THE TASK: The entries must be retyped exactly, down to the last line.
══ THE RECORDS
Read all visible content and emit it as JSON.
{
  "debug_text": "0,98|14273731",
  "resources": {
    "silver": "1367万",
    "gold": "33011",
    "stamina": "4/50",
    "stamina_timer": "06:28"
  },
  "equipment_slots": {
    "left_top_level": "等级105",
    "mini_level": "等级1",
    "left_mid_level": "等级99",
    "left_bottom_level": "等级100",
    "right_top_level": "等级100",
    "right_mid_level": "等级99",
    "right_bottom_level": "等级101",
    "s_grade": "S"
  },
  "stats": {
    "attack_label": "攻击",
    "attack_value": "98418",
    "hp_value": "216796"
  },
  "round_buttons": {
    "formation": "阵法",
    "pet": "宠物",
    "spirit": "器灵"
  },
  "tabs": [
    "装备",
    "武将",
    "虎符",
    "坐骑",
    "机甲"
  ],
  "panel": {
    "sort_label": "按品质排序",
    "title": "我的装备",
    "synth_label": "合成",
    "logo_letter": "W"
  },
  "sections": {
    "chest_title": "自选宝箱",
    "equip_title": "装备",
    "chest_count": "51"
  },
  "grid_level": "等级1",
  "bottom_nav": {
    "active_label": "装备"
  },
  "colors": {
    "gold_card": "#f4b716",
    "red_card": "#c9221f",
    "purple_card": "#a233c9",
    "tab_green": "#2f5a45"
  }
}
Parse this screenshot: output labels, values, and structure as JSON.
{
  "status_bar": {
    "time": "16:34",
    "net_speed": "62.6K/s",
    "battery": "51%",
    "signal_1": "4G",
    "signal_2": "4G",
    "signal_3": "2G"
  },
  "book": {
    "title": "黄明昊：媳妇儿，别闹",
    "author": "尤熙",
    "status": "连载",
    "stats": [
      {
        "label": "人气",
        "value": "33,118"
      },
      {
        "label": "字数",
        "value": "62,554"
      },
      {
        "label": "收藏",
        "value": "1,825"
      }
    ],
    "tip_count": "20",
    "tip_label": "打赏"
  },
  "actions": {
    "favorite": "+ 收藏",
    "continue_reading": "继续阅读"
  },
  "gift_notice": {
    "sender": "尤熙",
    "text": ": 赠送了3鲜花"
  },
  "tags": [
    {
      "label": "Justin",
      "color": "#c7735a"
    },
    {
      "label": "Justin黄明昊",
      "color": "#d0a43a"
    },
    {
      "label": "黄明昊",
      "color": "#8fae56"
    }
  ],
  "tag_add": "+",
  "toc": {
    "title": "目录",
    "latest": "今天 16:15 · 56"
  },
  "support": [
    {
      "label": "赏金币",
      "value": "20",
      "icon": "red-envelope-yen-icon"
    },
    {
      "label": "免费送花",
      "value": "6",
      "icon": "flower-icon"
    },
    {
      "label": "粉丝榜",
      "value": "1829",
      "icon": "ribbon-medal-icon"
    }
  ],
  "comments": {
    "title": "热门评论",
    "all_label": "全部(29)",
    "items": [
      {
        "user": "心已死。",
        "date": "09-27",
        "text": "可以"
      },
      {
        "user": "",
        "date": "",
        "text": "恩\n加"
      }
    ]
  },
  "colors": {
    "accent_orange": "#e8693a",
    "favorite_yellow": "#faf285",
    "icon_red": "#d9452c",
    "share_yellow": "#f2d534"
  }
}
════
RESULT OF THIS EXERCISE:
Read all visible content and emit it as JSON.
{
  "debug_text": "0,98|14273731",
  "resources": {
    "silver": "1367万",
    "gold": "33011",
    "stamina": "4/50",
    "stamina_timer": "06:28"
  },
  "equipment_slots": {
    "left_top_level": "等级105",
    "mini_level": "等级1",
    "left_mid_level": "等级99",
    "left_bottom_level": "等级100",
    "right_top_level": "等级100",
    "right_mid_level": "等级99",
    "right_bottom_level": "等级101",
    "s_grade": "S"
  },
  "stats": {
    "attack_label": "攻击",
    "attack_value": "98418",
    "hp_value": "216796"
  },
  "round_buttons": {
    "formation": "阵法",
    "pet": "宠物",
    "spirit": "器灵"
  },
  "tabs": [
    "装备",
    "武将",
    "虎符",
    "坐骑",
    "机甲"
  ],
  "panel": {
    "sort_label": "按品质排序",
    "title": "我的装备",
    "synth_label": "合成",
    "logo_letter": "W"
  },
  "sections": {
    "chest_title": "自选宝箱",
    "equip_title": "装备",
    "chest_count": "51"
  },
  "grid_level": "等级1",
  "bottom_nav": {
    "active_label": "装备"
  },
  "colors": {
    "gold_card": "#f4b716",
    "red_card": "#c9221f",
    "purple_card": "#a233c9",
    "tab_green": "#2f5a45"
  }
}
Parse this screenshot: output labels, values, and structure as JSON.
{
  "status_bar": {
    "time": "16:34",
    "net_speed": "62.6K/s",
    "battery": "51%",
    "signal_1": "4G",
    "signal_2": "4G",
    "signal_3": "2G"
  },
  "book": {
    "title": "黄明昊：媳妇儿，别闹",
    "author": "尤熙",
    "status": "连载",
    "stats": [
      {
        "label": "人气",
        "value": "33,118"
      },
      {
        "label": "字数",
        "value": "62,554"
      },
      {
        "label": "收藏",
        "value": "1,825"
      }
    ],
    "tip_count": "20",
    "tip_label": "打赏"
  },
  "actions": {
    "favorite": "+ 收藏",
    "continue_reading": "继续阅读"
  },
  "gift_notice": {
    "sender": "尤熙",
    "text": ": 赠送了3鲜花"
  },
  "tags": [
    {
      "label": "Justin",
      "color": "#c7735a"
    },
    {
      "label": "Justin黄明昊",
      "color": "#d0a43a"
    },
    {
      "label": "黄明昊",
      "color": "#8fae56"
    }
  ],
  "tag_add": "+",
  "toc": {
    "title": "目录",
    "latest": "今天 16:15 · 56"
  },
  "support": [
    {
      "label": "赏金币",
      "value": "20",
      "icon": "red-envelope-yen-icon"
    },
    {
      "label": "免费送花",
      "value": "6",
      "icon": "flower-icon"
    },
    {
      "label": "粉丝榜",
      "value": "1829",
      "icon": "ribbon-medal-icon"
    }
  ],
  "comments": {
    "title": "热门评论",
    "all_label": "全部(29)",
    "items": [
      {
        "user": "心已死。",
        "date": "09-27",
        "text": "可以"
      },
      {
        "user": "",
        "date": "",
        "text": "恩\n加"
      }
    ]
  },
  "colors": {
    "accent_orange": "#e8693a",
    "favorite_yellow": "#faf285",
    "icon_red": "#d9452c",
    "share_yellow": "#f2d534"
  }
}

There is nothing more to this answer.